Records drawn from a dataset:
= = =
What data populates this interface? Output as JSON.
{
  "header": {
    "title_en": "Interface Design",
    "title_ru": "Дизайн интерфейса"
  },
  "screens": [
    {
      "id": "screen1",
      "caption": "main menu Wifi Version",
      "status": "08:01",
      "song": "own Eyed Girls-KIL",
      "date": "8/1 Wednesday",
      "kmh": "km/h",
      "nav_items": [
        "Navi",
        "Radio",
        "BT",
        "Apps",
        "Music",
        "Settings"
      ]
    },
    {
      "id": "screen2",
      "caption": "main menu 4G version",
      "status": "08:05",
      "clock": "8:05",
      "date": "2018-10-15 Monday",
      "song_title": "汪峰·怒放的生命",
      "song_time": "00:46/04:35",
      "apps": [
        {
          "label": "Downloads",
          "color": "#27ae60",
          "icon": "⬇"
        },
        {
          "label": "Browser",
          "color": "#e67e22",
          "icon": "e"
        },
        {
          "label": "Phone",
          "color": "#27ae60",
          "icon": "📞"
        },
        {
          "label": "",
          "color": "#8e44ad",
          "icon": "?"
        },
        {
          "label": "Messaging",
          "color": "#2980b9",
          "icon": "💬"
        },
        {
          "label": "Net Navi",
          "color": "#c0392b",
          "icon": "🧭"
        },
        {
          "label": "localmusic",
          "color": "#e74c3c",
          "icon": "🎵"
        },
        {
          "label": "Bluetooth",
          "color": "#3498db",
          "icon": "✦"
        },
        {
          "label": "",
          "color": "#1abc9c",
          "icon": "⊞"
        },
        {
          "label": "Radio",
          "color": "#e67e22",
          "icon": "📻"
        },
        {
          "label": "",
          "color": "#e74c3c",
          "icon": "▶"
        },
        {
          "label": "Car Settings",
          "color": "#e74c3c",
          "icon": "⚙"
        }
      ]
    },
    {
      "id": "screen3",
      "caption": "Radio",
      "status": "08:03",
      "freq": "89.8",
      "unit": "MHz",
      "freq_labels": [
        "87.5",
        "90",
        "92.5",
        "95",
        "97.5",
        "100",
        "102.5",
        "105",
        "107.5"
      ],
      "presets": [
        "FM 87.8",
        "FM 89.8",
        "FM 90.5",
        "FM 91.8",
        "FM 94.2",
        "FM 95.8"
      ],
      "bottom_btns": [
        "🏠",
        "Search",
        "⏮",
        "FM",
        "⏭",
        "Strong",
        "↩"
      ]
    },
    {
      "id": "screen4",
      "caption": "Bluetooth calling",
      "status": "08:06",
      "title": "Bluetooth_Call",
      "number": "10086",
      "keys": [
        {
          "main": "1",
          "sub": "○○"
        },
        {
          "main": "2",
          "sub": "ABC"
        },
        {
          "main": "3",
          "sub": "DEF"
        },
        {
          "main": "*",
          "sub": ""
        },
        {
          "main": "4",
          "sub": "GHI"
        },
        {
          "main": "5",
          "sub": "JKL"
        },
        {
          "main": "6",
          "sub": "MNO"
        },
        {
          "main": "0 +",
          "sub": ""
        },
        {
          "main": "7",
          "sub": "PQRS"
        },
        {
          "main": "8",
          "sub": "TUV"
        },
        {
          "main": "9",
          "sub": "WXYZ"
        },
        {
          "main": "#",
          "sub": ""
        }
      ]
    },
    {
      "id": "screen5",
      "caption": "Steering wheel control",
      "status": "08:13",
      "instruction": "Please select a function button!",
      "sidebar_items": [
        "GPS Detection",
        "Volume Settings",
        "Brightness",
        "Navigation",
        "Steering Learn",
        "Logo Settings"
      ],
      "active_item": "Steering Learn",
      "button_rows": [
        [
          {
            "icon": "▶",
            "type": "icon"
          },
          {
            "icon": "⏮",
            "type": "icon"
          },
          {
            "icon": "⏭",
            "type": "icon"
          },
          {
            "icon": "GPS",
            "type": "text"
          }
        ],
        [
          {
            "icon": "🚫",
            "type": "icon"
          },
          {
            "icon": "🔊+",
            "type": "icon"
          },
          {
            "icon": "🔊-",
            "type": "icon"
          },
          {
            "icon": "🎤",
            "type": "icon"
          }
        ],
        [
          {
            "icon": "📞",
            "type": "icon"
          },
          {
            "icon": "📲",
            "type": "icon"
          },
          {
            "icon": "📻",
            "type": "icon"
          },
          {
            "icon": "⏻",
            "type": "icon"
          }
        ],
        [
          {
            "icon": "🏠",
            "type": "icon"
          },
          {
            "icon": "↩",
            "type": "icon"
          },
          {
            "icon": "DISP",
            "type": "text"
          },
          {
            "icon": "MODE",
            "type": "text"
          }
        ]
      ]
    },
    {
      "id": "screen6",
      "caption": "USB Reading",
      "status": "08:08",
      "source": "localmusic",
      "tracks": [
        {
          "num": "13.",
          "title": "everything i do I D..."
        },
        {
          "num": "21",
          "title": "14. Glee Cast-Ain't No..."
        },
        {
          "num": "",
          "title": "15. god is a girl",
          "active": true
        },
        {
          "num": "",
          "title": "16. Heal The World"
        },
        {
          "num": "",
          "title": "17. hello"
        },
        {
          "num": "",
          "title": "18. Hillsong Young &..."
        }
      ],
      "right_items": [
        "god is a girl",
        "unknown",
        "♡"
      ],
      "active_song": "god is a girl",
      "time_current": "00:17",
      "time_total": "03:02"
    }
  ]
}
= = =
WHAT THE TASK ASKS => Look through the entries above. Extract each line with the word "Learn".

ANSWER SECTION =>
        "Steering Learn",
      "active_item": "Steering Learn",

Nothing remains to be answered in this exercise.